So to those that need a mini-van to move the family around, we say fuck you take the bus?
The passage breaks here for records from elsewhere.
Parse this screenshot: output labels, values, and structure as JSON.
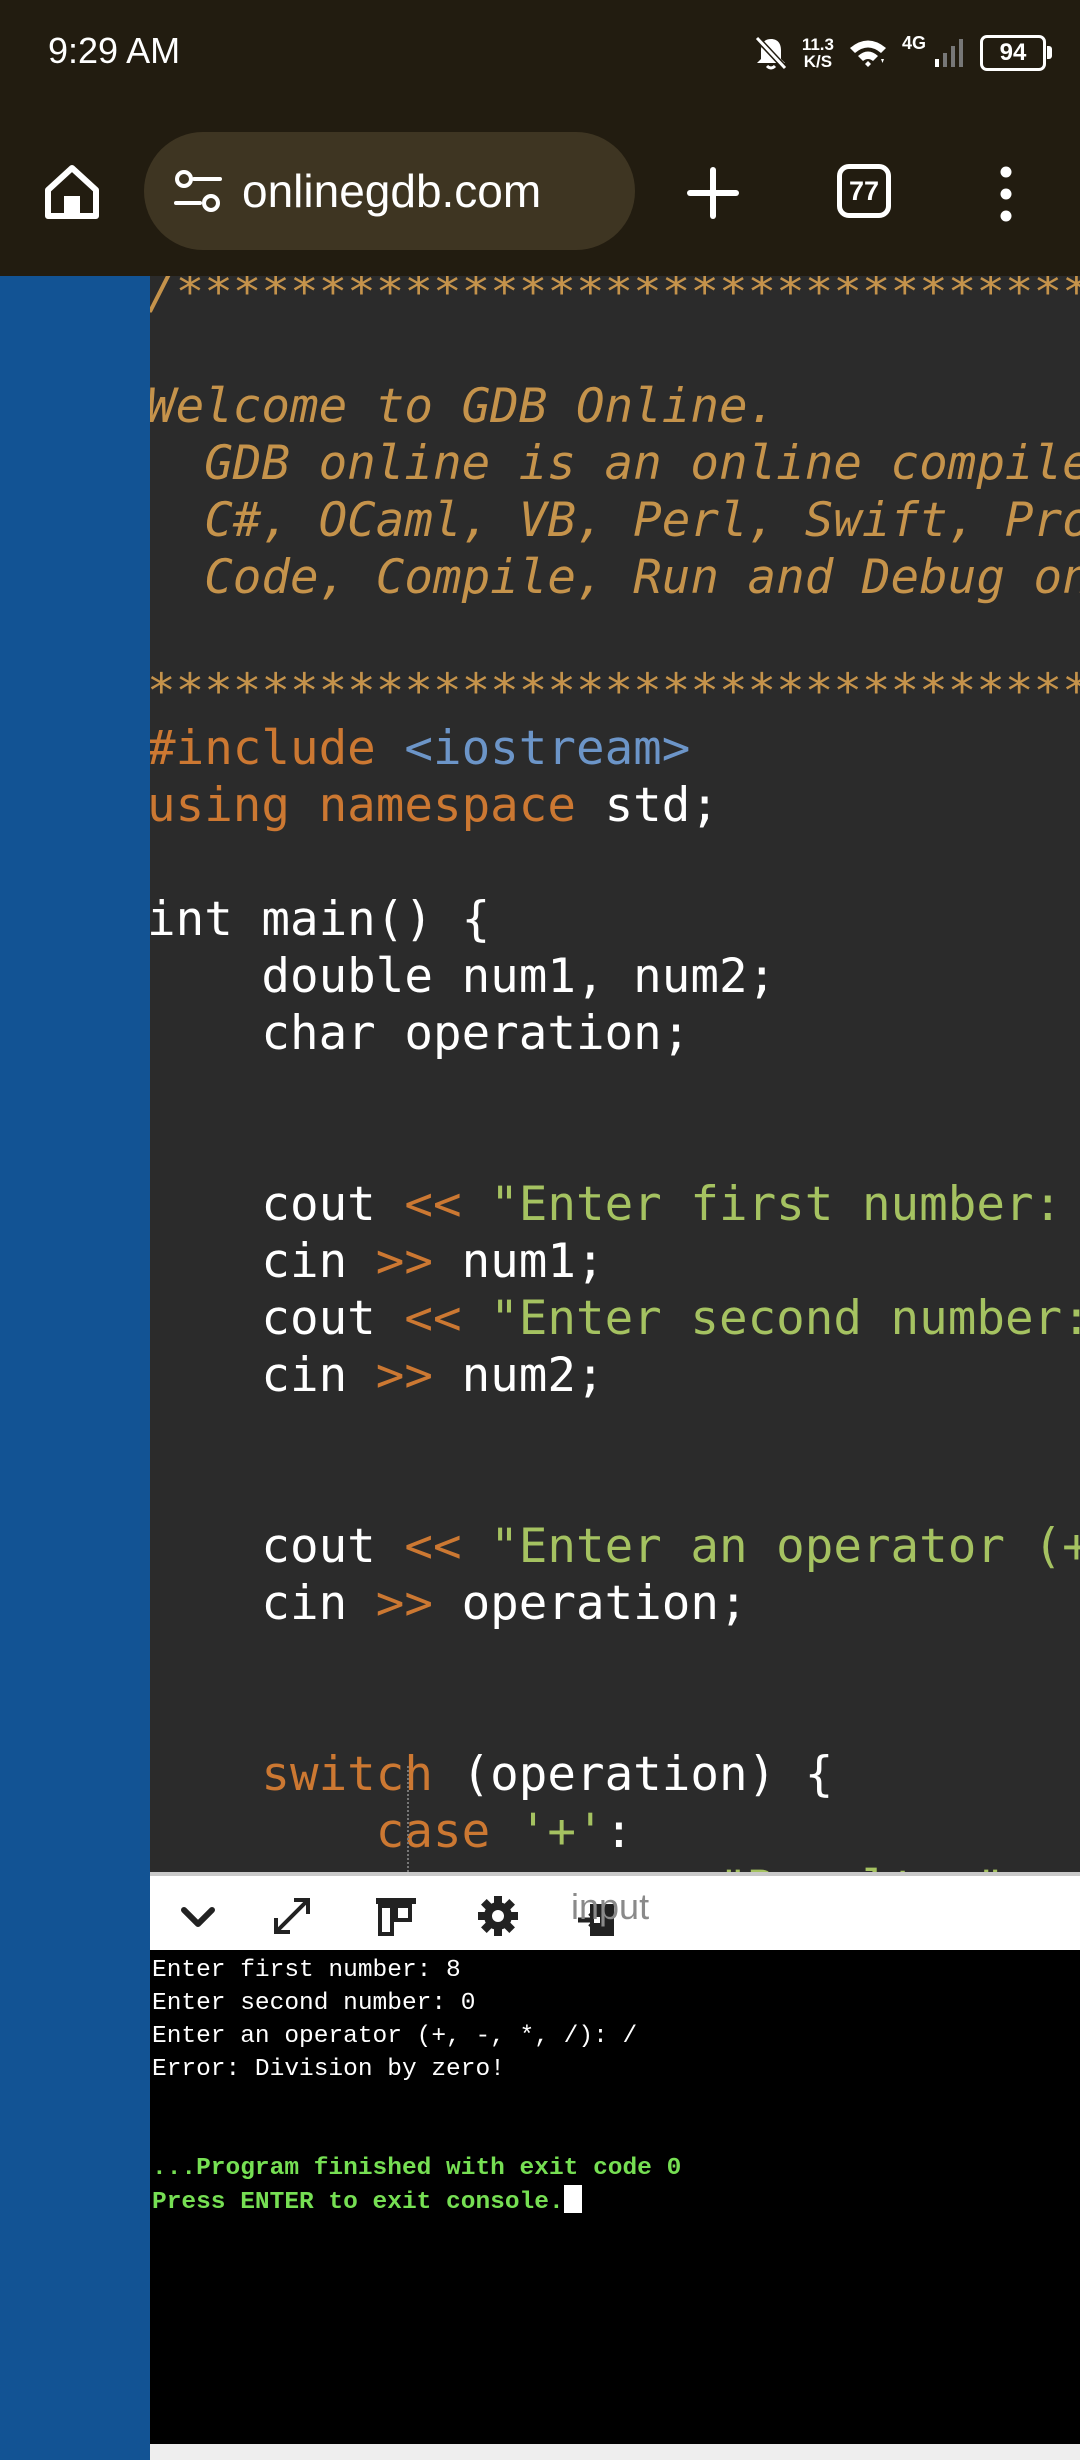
{
  "status_bar": {
    "time": "9:29 AM",
    "net_speed_value": "11.3",
    "net_speed_unit": "K/S",
    "network_type": "4G",
    "battery": "94"
  },
  "browser": {
    "url": "onlinegdb.com",
    "tab_count": "77"
  },
  "editor": {
    "lines": [
      [
        {
          "t": "/************************************",
          "c": "cm"
        }
      ],
      [
        {
          "t": "",
          "c": ""
        }
      ],
      [
        {
          "t": "Welcome to GDB Online.",
          "c": "cm"
        }
      ],
      [
        {
          "t": "  GDB online is an online compile",
          "c": "cm"
        }
      ],
      [
        {
          "t": "  C#, OCaml, VB, Perl, Swift, Pro",
          "c": "cm"
        }
      ],
      [
        {
          "t": "  Code, Compile, Run and Debug on",
          "c": "cm"
        }
      ],
      [
        {
          "t": "",
          "c": ""
        }
      ],
      [
        {
          "t": "*************************************",
          "c": "cm"
        }
      ],
      [
        {
          "t": "#include ",
          "c": "kw"
        },
        {
          "t": "<iostream>",
          "c": "hd"
        }
      ],
      [
        {
          "t": "using namespace ",
          "c": "kw"
        },
        {
          "t": "std;",
          "c": ""
        }
      ],
      [
        {
          "t": "",
          "c": ""
        }
      ],
      [
        {
          "t": "int main() {",
          "c": ""
        }
      ],
      [
        {
          "t": "    double num1, num2;",
          "c": ""
        }
      ],
      [
        {
          "t": "    char operation;",
          "c": ""
        }
      ],
      [
        {
          "t": "",
          "c": ""
        }
      ],
      [
        {
          "t": "",
          "c": ""
        }
      ],
      [
        {
          "t": "    cout ",
          "c": ""
        },
        {
          "t": "<<",
          "c": "op"
        },
        {
          "t": " \"Enter first number: ",
          "c": "st"
        }
      ],
      [
        {
          "t": "    cin ",
          "c": ""
        },
        {
          "t": ">>",
          "c": "op"
        },
        {
          "t": " num1;",
          "c": ""
        }
      ],
      [
        {
          "t": "    cout ",
          "c": ""
        },
        {
          "t": "<<",
          "c": "op"
        },
        {
          "t": " \"Enter second number:",
          "c": "st"
        }
      ],
      [
        {
          "t": "    cin ",
          "c": ""
        },
        {
          "t": ">>",
          "c": "op"
        },
        {
          "t": " num2;",
          "c": ""
        }
      ],
      [
        {
          "t": "",
          "c": ""
        }
      ],
      [
        {
          "t": "",
          "c": ""
        }
      ],
      [
        {
          "t": "    cout ",
          "c": ""
        },
        {
          "t": "<<",
          "c": "op"
        },
        {
          "t": " \"Enter an operator (+",
          "c": "st"
        }
      ],
      [
        {
          "t": "    cin ",
          "c": ""
        },
        {
          "t": ">>",
          "c": "op"
        },
        {
          "t": " operation;",
          "c": ""
        }
      ],
      [
        {
          "t": "",
          "c": ""
        }
      ],
      [
        {
          "t": "",
          "c": ""
        }
      ],
      [
        {
          "t": "    switch ",
          "c": "kw"
        },
        {
          "t": "(operation) {",
          "c": ""
        }
      ],
      [
        {
          "t": "        case ",
          "c": "kw"
        },
        {
          "t": "'+'",
          "c": "st"
        },
        {
          "t": ":",
          "c": ""
        }
      ],
      [
        {
          "t": "                    \"Result: \"",
          "c": "cut"
        }
      ]
    ]
  },
  "console_toolbar": {
    "input_label": "input"
  },
  "console": {
    "lines": [
      {
        "t": "Enter first number: 8",
        "c": ""
      },
      {
        "t": "Enter second number: 0",
        "c": ""
      },
      {
        "t": "Enter an operator (+, -, *, /): /",
        "c": ""
      },
      {
        "t": "Error: Division by zero!",
        "c": ""
      },
      {
        "t": "",
        "c": ""
      },
      {
        "t": "",
        "c": ""
      },
      {
        "t": "...Program finished with exit code 0",
        "c": "con-green"
      },
      {
        "t": "Press ENTER to exit console.",
        "c": "con-green",
        "cursor": true
      }
    ]
  },
  "colors": {
    "chrome_bg": "#221c10",
    "url_bar_bg": "#3e3522",
    "sidebar": "#125394",
    "editor_bg": "#2b2b2b",
    "comment": "#c5934b",
    "keyword": "#cc7832",
    "header": "#6c95c8",
    "string": "#a5c261",
    "console_green": "#76df53"
  }
}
What about those that want to go camping?
What if we can't find enough people that care to drive a bus?
At this point I have to include the disclaimer that this line of reasoning that I'm presenting for a post-capitalist context is *my own*.
I think the more *orthodox* treatment here would be that, during the proletarian revolution and immediately after there would be a global, *top-level* coordination of *all* productive and combative activity through the vanguard / vanguard party.
This would include some *mass scale* approach to mass transportation, which would -- in my thinking -- most likely be about the buildup of *rail*, which would be more *industrial*-centric (as before, too, during initial periods of industrialization), rather than more *individual*-centric, but it would be mainly for the *mass struggle*, to outmaneuver and defeat the counterrevolutionary forces of the bourgeois ruling class.
The *post*-revolutionary period -- humanity's liberation -- would most-likely *follow-on* from that revolutionary, highly centralized period of coordination, over all sectors of production, *but* I think there would also be the post-vanguard, post-revolution *freedom* for humanity to then *self-determine*, instead of *having* to stay with the organizational momentum from the revolution itself.
For the short-term, for your example, perhaps there could simply be a *non-commercial* coordination of all active vehicles, per locality, so that available minivans would be lent-out, like a library book, and any repairs would be up to those mechanics in a city-wide *pool*, over the pool of all active vehicles.
Today we're already seeing limited instances of driverless vehicles on the road, as for deliveries, so I think that vehicle provisioning and all driving will soon be *automated*, anyway.
Our Very First Customers